The other thing which is a problem and which perhaps we all do this as well – putting oil or fat down the sink in your kitchen. To some extent, washing away some fat is unavoidable. Whenever you wash up, whether you do it in your kitchen sink, or you use a dishwasher, there’s always going to be some fat from your food being washed into the sewer pipes.
But that’s different perhaps from pouring used oil down the sink or all that fat which comes out of a chicken when you cook it. Even milk or yoghurt shouldn’t be put down the sink. All of this fat leads to blockages.

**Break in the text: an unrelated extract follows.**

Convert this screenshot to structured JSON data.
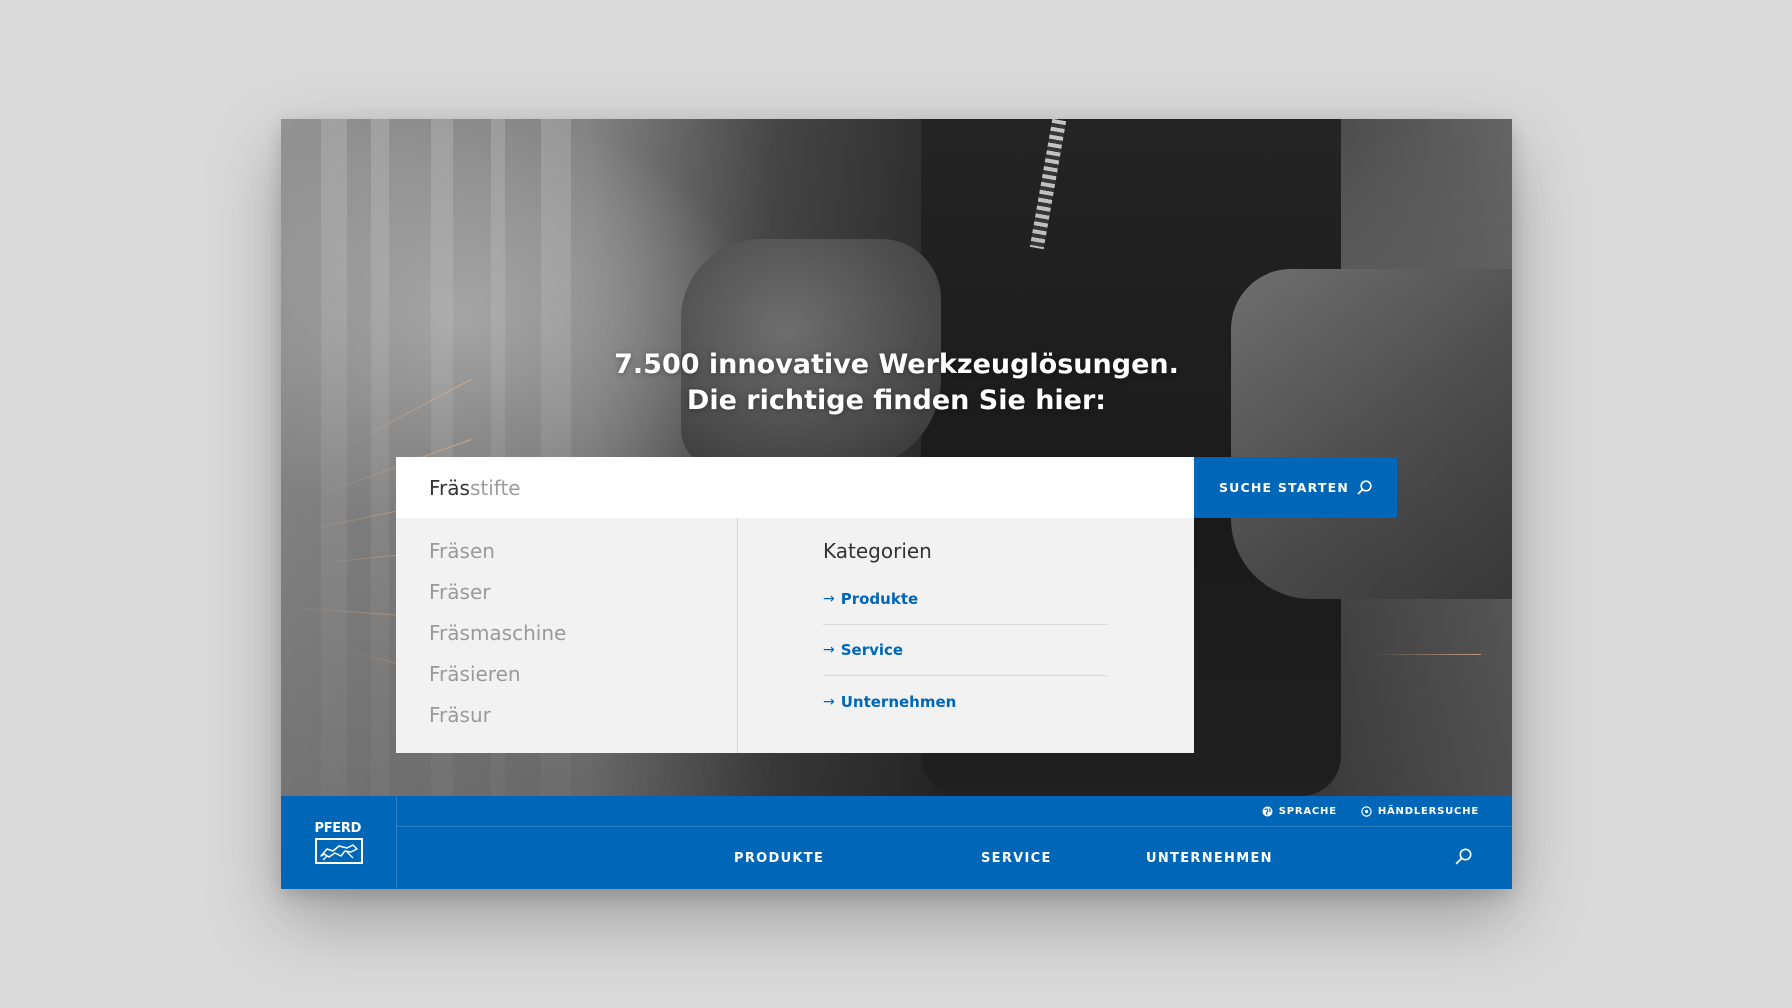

A few years ago, we had a blockage in the sewer pipe in the road where we live. And although it was quite ‘Ugh!’, revolting, it was also quite a bonding experience with our neighbours. Everybody was out, working together to solve the problem, move the blockage on – if only, because it’s quite expensive to get someone out to sort out a blocked drain.
Apart from the jokes and the camaraderie, what I remember was just how enormous the space was underground, underneath the road at the front of the house! The sewers are huge and deep, much bigger than I’d imagined. And in the UK, they seem to be largely brick built – so quite beautifully constructed – a piece of engineering.
We and the neighbours did succeed in unblocking the sewer pipe ourselves, but it was a lesson too. Since then we’ve been much better at not letting wipes or fat or oil get into our sewer pipes – and we’ve had no problems since with blocked drains.
The Whitechapel Fatberg, ‘Fatty McFatberg’ was mentioned again in the news recently because apparently since the pandemic and the lockdown, blocked sewer pipes, blocked drains have become even more of a problem.
Solve The Maths Problem To Download Podcast & Transcript
We’ve been at home, cooking more, creating more fat. And we’ve been home more, creating more waste which ends up in our sewer pipes. And therefore there have been even more blockages to sort out, which water companies like Thames Water have had to work on. But overwhelmingly, the problem is caused by wipes – baby wipes, floor wipes, antibac wipes etc. Over 11 million wipes are sold annually in the UK. Maybe we need to think about not using quite so many!
The Whitechapel Fatberg – or part of it, is now displayed proudly in the Museum of London, though I can’t imagine why anyone might want to go and look at it! Much of it was also converted to fuel – to biodiesel, so I suppose that’s a happier end to the story.
But fatbergs cost millions of pounds every year, so perhaps we need to learn from this? Is this a UK only phenomenon – or do countries all around the world have these problems with their sewer pipes and fatbergs?! Certainly in the UK, fatbergs are widespread – with very large ones having to be moved, sorted out in Liverpool, Belfast in Ireland and Welshpool in Wales.
Interesting as well as revolting and disgusting? I hope so.
Enough for now. Have a lovely day. Speak to you again soon. Goodbye.